■ Instructions to follow ■
Please find the number of lines in the material below where the string "true" occurs, and give only that number.

■ Material provided ■
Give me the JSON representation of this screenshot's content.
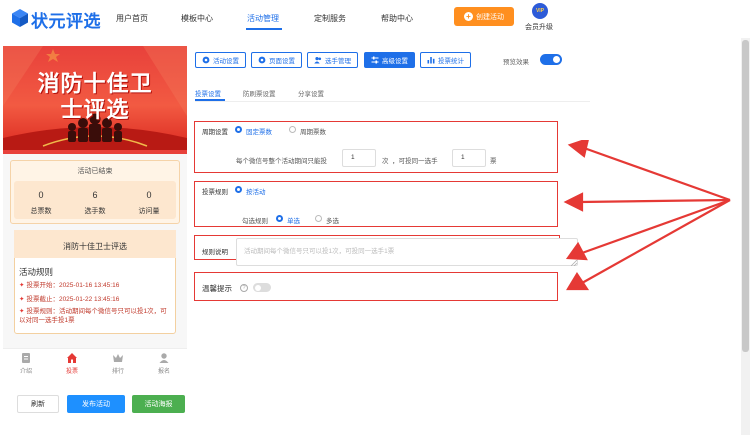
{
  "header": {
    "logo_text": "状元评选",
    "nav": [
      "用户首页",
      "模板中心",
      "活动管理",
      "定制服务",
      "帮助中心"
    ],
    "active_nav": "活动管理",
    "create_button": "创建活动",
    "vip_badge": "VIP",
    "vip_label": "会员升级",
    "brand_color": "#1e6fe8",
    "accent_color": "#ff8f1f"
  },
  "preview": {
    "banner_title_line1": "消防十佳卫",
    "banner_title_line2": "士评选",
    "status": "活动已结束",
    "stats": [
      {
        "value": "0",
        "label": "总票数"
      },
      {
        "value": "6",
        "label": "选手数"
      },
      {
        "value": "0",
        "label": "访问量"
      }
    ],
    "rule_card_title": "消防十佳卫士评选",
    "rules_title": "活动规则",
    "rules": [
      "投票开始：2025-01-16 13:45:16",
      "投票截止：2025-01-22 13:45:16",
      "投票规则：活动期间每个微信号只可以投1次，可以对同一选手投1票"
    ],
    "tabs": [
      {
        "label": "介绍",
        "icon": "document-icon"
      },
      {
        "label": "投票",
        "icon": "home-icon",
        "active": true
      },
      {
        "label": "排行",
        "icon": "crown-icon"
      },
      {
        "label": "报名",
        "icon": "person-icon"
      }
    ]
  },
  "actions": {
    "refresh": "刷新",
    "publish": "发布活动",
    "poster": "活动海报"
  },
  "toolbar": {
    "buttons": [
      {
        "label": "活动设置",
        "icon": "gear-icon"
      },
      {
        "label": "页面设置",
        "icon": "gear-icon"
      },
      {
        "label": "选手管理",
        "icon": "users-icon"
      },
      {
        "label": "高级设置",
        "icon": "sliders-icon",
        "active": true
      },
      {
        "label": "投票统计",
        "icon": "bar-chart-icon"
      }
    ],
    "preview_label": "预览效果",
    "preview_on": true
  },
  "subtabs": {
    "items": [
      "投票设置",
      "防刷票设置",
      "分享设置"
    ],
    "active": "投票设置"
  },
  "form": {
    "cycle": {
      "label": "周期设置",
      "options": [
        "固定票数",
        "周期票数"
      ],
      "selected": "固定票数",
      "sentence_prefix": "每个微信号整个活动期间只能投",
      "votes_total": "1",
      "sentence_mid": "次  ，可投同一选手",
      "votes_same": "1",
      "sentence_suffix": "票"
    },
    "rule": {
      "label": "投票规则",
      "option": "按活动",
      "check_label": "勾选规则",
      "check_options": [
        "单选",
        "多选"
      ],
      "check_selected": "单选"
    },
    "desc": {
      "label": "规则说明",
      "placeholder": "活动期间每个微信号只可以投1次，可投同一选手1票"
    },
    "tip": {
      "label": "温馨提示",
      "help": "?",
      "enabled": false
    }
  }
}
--
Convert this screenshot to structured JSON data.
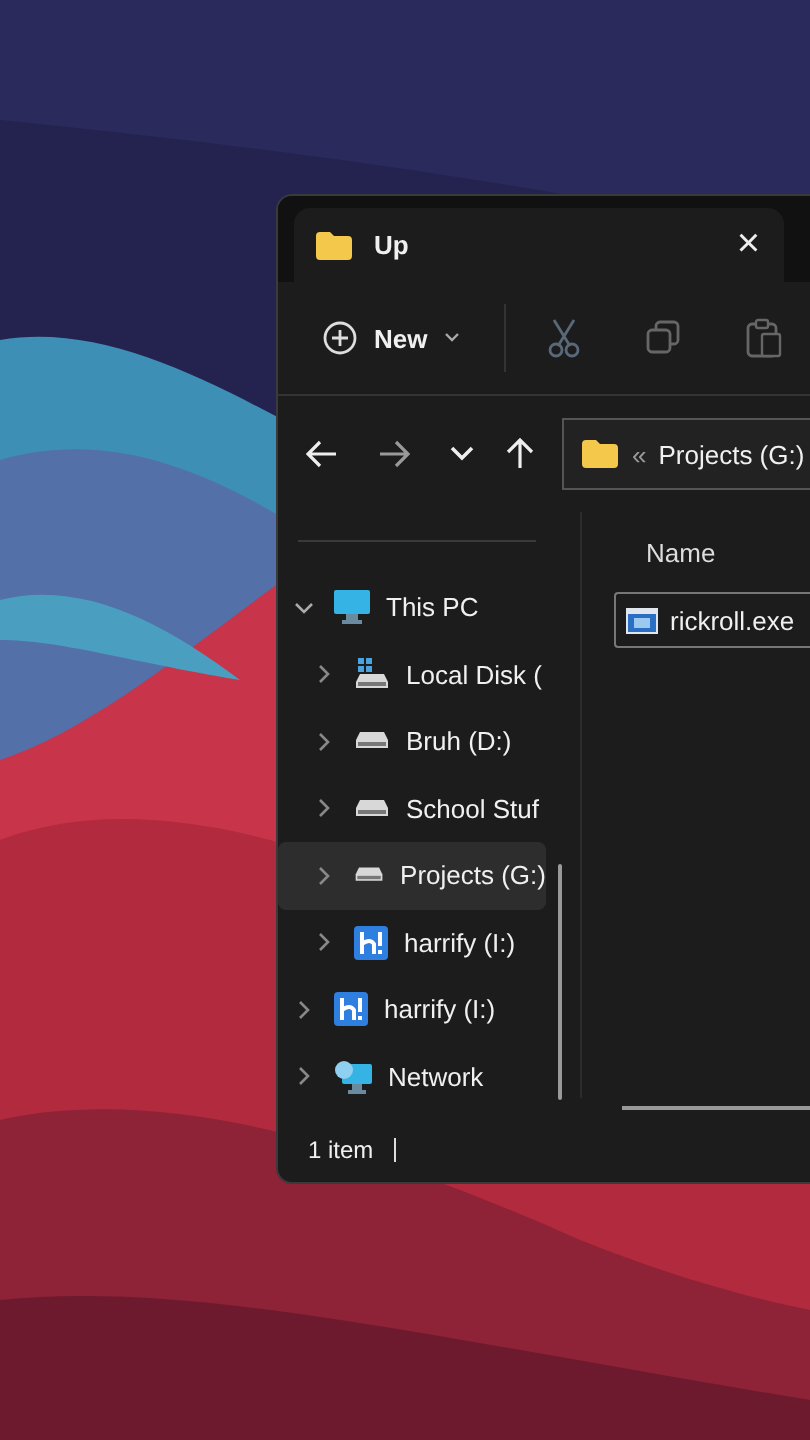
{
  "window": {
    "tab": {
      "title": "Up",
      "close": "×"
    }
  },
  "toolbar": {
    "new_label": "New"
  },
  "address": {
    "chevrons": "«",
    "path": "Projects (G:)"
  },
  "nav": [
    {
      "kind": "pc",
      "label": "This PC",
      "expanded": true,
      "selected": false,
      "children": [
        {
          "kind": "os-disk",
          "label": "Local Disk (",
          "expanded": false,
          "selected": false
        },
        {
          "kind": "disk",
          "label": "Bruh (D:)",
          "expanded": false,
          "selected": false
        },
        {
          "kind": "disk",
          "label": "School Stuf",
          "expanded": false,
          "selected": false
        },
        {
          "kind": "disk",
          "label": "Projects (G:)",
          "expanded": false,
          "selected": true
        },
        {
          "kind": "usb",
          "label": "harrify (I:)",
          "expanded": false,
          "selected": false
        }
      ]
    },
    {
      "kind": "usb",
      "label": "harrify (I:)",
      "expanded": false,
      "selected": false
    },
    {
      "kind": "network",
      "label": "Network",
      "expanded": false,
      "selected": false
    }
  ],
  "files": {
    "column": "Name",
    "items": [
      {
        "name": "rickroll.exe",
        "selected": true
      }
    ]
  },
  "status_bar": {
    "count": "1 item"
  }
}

■ Answer to this exercise ■
6